Exercise prompt => Scan the entries below for the word "barpct", then copy each line that holds it.

Source records =>
※ ※ ※

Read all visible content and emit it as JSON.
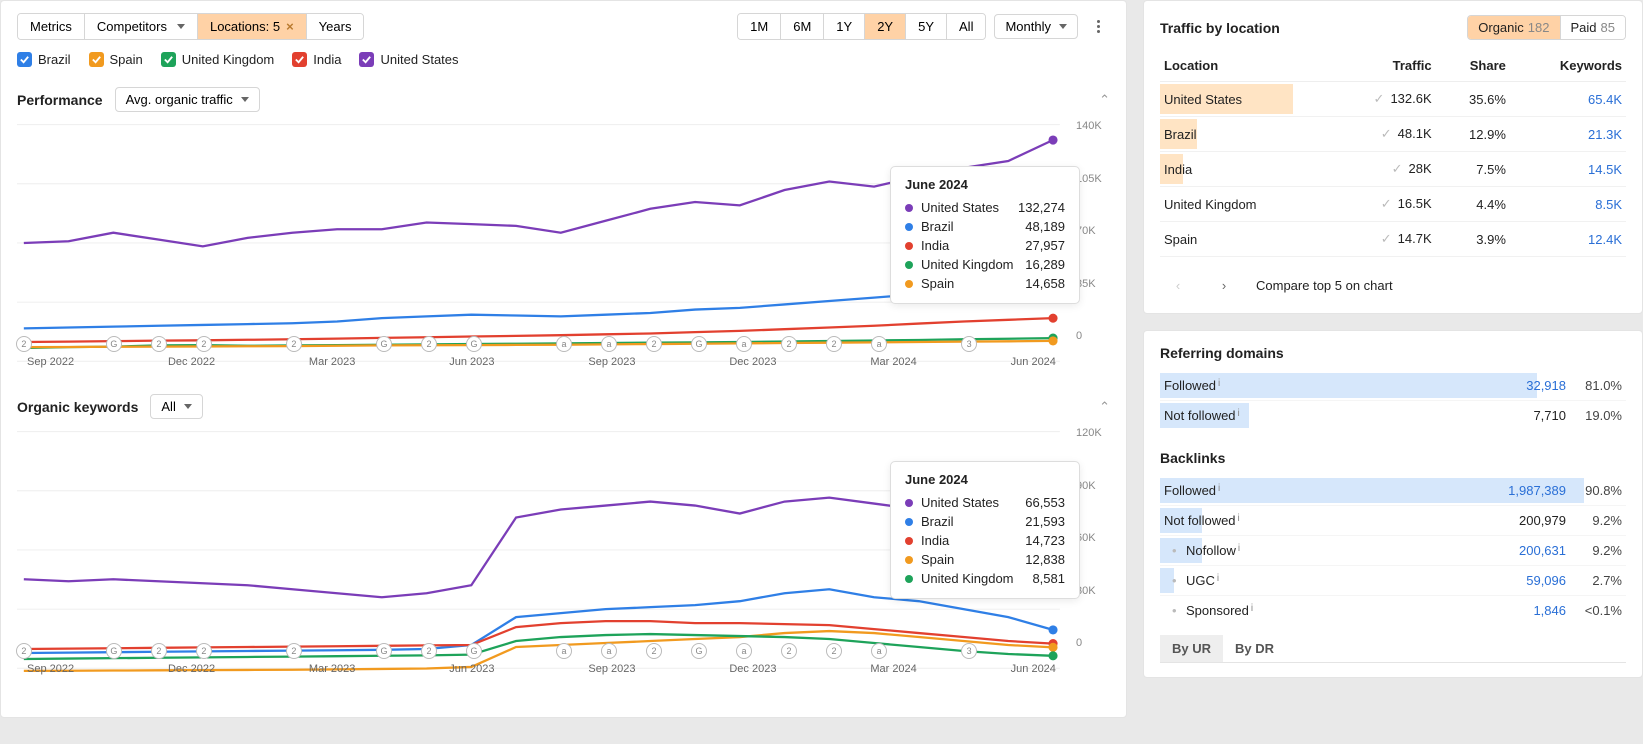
{
  "colors": {
    "brazil": "#2f7fe6",
    "spain": "#f19a1f",
    "uk": "#1ea35a",
    "india": "#e2402f",
    "us": "#7b3db8",
    "accent": "#ffd2a6"
  },
  "toolbar": {
    "metrics": "Metrics",
    "competitors": "Competitors",
    "locations": "Locations: 5",
    "years": "Years",
    "ranges": [
      "1M",
      "6M",
      "1Y",
      "2Y",
      "5Y",
      "All"
    ],
    "range_active": "2Y",
    "interval": "Monthly"
  },
  "legend": [
    {
      "id": "brazil",
      "label": "Brazil"
    },
    {
      "id": "spain",
      "label": "Spain"
    },
    {
      "id": "uk",
      "label": "United Kingdom"
    },
    {
      "id": "india",
      "label": "India"
    },
    {
      "id": "us",
      "label": "United States"
    }
  ],
  "perf": {
    "title": "Performance",
    "metric_dd": "Avg. organic traffic",
    "tooltip": {
      "title": "June 2024",
      "rows": [
        {
          "id": "us",
          "label": "United States",
          "value": "132,274"
        },
        {
          "id": "brazil",
          "label": "Brazil",
          "value": "48,189"
        },
        {
          "id": "india",
          "label": "India",
          "value": "27,957"
        },
        {
          "id": "uk",
          "label": "United Kingdom",
          "value": "16,289"
        },
        {
          "id": "spain",
          "label": "Spain",
          "value": "14,658"
        }
      ]
    }
  },
  "kw": {
    "title": "Organic keywords",
    "filter_dd": "All",
    "tooltip": {
      "title": "June 2024",
      "rows": [
        {
          "id": "us",
          "label": "United States",
          "value": "66,553"
        },
        {
          "id": "brazil",
          "label": "Brazil",
          "value": "21,593"
        },
        {
          "id": "india",
          "label": "India",
          "value": "14,723"
        },
        {
          "id": "spain",
          "label": "Spain",
          "value": "12,838"
        },
        {
          "id": "uk",
          "label": "United Kingdom",
          "value": "8,581"
        }
      ]
    }
  },
  "xaxis": [
    "Sep 2022",
    "Dec 2022",
    "Mar 2023",
    "Jun 2023",
    "Sep 2023",
    "Dec 2023",
    "Mar 2024",
    "Jun 2024"
  ],
  "traffic_panel": {
    "title": "Traffic by location",
    "pills": {
      "organic": "Organic",
      "organic_count": "182",
      "paid": "Paid",
      "paid_count": "85"
    },
    "cols": {
      "location": "Location",
      "traffic": "Traffic",
      "share": "Share",
      "keywords": "Keywords"
    },
    "rows": [
      {
        "loc": "United States",
        "traffic": "132.6K",
        "share": "35.6%",
        "kw": "65.4K",
        "barpct": 80
      },
      {
        "loc": "Brazil",
        "traffic": "48.1K",
        "share": "12.9%",
        "kw": "21.3K",
        "barpct": 22
      },
      {
        "loc": "India",
        "traffic": "28K",
        "share": "7.5%",
        "kw": "14.5K",
        "barpct": 14
      },
      {
        "loc": "United Kingdom",
        "traffic": "16.5K",
        "share": "4.4%",
        "kw": "8.5K",
        "barpct": 0
      },
      {
        "loc": "Spain",
        "traffic": "14.7K",
        "share": "3.9%",
        "kw": "12.4K",
        "barpct": 0
      }
    ],
    "compare": "Compare top 5 on chart"
  },
  "refdom": {
    "title": "Referring domains",
    "rows": [
      {
        "label": "Followed",
        "sup": "i",
        "num": "32,918",
        "pct": "81.0%",
        "bar": 81,
        "link": true
      },
      {
        "label": "Not followed",
        "sup": "i",
        "num": "7,710",
        "pct": "19.0%",
        "bar": 19,
        "link": false
      }
    ]
  },
  "backlinks": {
    "title": "Backlinks",
    "rows": [
      {
        "label": "Followed",
        "sup": "i",
        "num": "1,987,389",
        "pct": "90.8%",
        "bar": 91,
        "link": true,
        "sub": false
      },
      {
        "label": "Not followed",
        "sup": "i",
        "num": "200,979",
        "pct": "9.2%",
        "bar": 9,
        "link": false,
        "sub": false
      },
      {
        "label": "Nofollow",
        "sup": "i",
        "num": "200,631",
        "pct": "9.2%",
        "bar": 9,
        "link": true,
        "sub": true
      },
      {
        "label": "UGC",
        "sup": "i",
        "num": "59,096",
        "pct": "2.7%",
        "bar": 3,
        "link": true,
        "sub": true
      },
      {
        "label": "Sponsored",
        "sup": "i",
        "num": "1,846",
        "pct": "<0.1%",
        "bar": 0,
        "link": true,
        "sub": true
      }
    ],
    "tabs": {
      "ur": "By UR",
      "dr": "By DR"
    }
  },
  "chart_data": [
    {
      "type": "line",
      "title": "Performance — Avg. organic traffic",
      "xlabel": "",
      "ylabel": "",
      "ylim": [
        0,
        140000
      ],
      "yticks": [
        "140K",
        "105K",
        "70K",
        "35K",
        "0"
      ],
      "x": [
        "Jul 2022",
        "Aug 2022",
        "Sep 2022",
        "Oct 2022",
        "Nov 2022",
        "Dec 2022",
        "Jan 2023",
        "Feb 2023",
        "Mar 2023",
        "Apr 2023",
        "May 2023",
        "Jun 2023",
        "Jul 2023",
        "Aug 2023",
        "Sep 2023",
        "Oct 2023",
        "Nov 2023",
        "Dec 2023",
        "Jan 2024",
        "Feb 2024",
        "Mar 2024",
        "Apr 2024",
        "May 2024",
        "Jun 2024"
      ],
      "series": [
        {
          "name": "United States",
          "id": "us",
          "values": [
            72000,
            73000,
            78000,
            74000,
            70000,
            75000,
            78000,
            80000,
            80000,
            84000,
            83000,
            82000,
            78000,
            85000,
            92000,
            96000,
            94000,
            103000,
            108000,
            105000,
            111000,
            116000,
            120000,
            132274
          ]
        },
        {
          "name": "Brazil",
          "id": "brazil",
          "values": [
            22000,
            22500,
            23000,
            23500,
            24000,
            24500,
            25000,
            26000,
            28000,
            29000,
            30000,
            29500,
            29000,
            30000,
            31000,
            33000,
            34000,
            36000,
            38000,
            40000,
            42000,
            44000,
            46000,
            48189
          ]
        },
        {
          "name": "India",
          "id": "india",
          "values": [
            14000,
            14200,
            14500,
            14800,
            15000,
            15300,
            15600,
            16000,
            16400,
            16800,
            17200,
            17600,
            18000,
            18500,
            19000,
            19800,
            20500,
            21500,
            22500,
            23500,
            24800,
            26000,
            27000,
            27957
          ]
        },
        {
          "name": "United Kingdom",
          "id": "uk",
          "values": [
            10500,
            11000,
            11300,
            12000,
            12200,
            11800,
            12000,
            12200,
            12400,
            12600,
            12800,
            13000,
            13200,
            13400,
            13600,
            13800,
            14000,
            14300,
            14600,
            14900,
            15200,
            15600,
            15900,
            16289
          ]
        },
        {
          "name": "Spain",
          "id": "spain",
          "values": [
            11000,
            11100,
            11200,
            11300,
            11400,
            11500,
            11600,
            11800,
            12000,
            12100,
            12200,
            12300,
            12400,
            12600,
            12800,
            13000,
            13200,
            13400,
            13600,
            13800,
            14000,
            14200,
            14400,
            14658
          ]
        }
      ],
      "markers": [
        {
          "x": 0,
          "t": "2"
        },
        {
          "x": 2,
          "t": "G"
        },
        {
          "x": 3,
          "t": "2"
        },
        {
          "x": 4,
          "t": "2"
        },
        {
          "x": 6,
          "t": "2"
        },
        {
          "x": 8,
          "t": "G"
        },
        {
          "x": 9,
          "t": "2"
        },
        {
          "x": 10,
          "t": "G"
        },
        {
          "x": 12,
          "t": "a"
        },
        {
          "x": 13,
          "t": "a"
        },
        {
          "x": 14,
          "t": "2"
        },
        {
          "x": 15,
          "t": "G"
        },
        {
          "x": 16,
          "t": "a"
        },
        {
          "x": 17,
          "t": "2"
        },
        {
          "x": 18,
          "t": "2"
        },
        {
          "x": 19,
          "t": "a"
        },
        {
          "x": 21,
          "t": "3"
        }
      ]
    },
    {
      "type": "line",
      "title": "Organic keywords",
      "xlabel": "",
      "ylabel": "",
      "ylim": [
        0,
        120000
      ],
      "yticks": [
        "120K",
        "90K",
        "60K",
        "30K",
        "0"
      ],
      "x": [
        "Jul 2022",
        "Aug 2022",
        "Sep 2022",
        "Oct 2022",
        "Nov 2022",
        "Dec 2022",
        "Jan 2023",
        "Feb 2023",
        "Mar 2023",
        "Apr 2023",
        "May 2023",
        "Jun 2023",
        "Jul 2023",
        "Aug 2023",
        "Sep 2023",
        "Oct 2023",
        "Nov 2023",
        "Dec 2023",
        "Jan 2024",
        "Feb 2024",
        "Mar 2024",
        "Apr 2024",
        "May 2024",
        "Jun 2024"
      ],
      "series": [
        {
          "name": "United States",
          "id": "us",
          "values": [
            47000,
            46000,
            47000,
            46000,
            45000,
            44000,
            42000,
            40000,
            38000,
            40000,
            44000,
            78000,
            82000,
            84000,
            86000,
            84000,
            80000,
            86000,
            88000,
            85000,
            82000,
            80000,
            74000,
            66553
          ]
        },
        {
          "name": "Brazil",
          "id": "brazil",
          "values": [
            10000,
            10200,
            10400,
            10600,
            10800,
            11000,
            11200,
            11400,
            11600,
            12000,
            14000,
            28000,
            30000,
            32000,
            33000,
            34000,
            36000,
            40000,
            42000,
            38000,
            36000,
            32000,
            28000,
            21593
          ]
        },
        {
          "name": "India",
          "id": "india",
          "values": [
            12000,
            12200,
            12400,
            12600,
            12800,
            13000,
            13200,
            13400,
            13600,
            13800,
            14000,
            23000,
            25000,
            26000,
            26000,
            25000,
            25000,
            24500,
            24000,
            22000,
            20000,
            18000,
            16000,
            14723
          ]
        },
        {
          "name": "Spain",
          "id": "spain",
          "values": [
            1000,
            1100,
            1200,
            1300,
            1400,
            1500,
            1600,
            1800,
            2000,
            2200,
            3000,
            13000,
            14000,
            15000,
            16000,
            17000,
            18000,
            20000,
            21000,
            20000,
            18000,
            16000,
            14000,
            12838
          ]
        },
        {
          "name": "United Kingdom",
          "id": "uk",
          "values": [
            7000,
            7200,
            7400,
            7600,
            7800,
            8000,
            8200,
            8400,
            8600,
            8800,
            9200,
            16000,
            18000,
            19000,
            19500,
            19000,
            18500,
            18000,
            17000,
            15000,
            13000,
            11000,
            9500,
            8581
          ]
        }
      ],
      "markers": [
        {
          "x": 0,
          "t": "2"
        },
        {
          "x": 2,
          "t": "G"
        },
        {
          "x": 3,
          "t": "2"
        },
        {
          "x": 4,
          "t": "2"
        },
        {
          "x": 6,
          "t": "2"
        },
        {
          "x": 8,
          "t": "G"
        },
        {
          "x": 9,
          "t": "2"
        },
        {
          "x": 10,
          "t": "G"
        },
        {
          "x": 12,
          "t": "a"
        },
        {
          "x": 13,
          "t": "a"
        },
        {
          "x": 14,
          "t": "2"
        },
        {
          "x": 15,
          "t": "G"
        },
        {
          "x": 16,
          "t": "a"
        },
        {
          "x": 17,
          "t": "2"
        },
        {
          "x": 18,
          "t": "2"
        },
        {
          "x": 19,
          "t": "a"
        },
        {
          "x": 21,
          "t": "3"
        }
      ]
    }
  ]
}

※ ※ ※

Solved exercise =>
        "barpct": 80
        "barpct": 22
        "barpct": 14
        "barpct": 0
        "barpct": 0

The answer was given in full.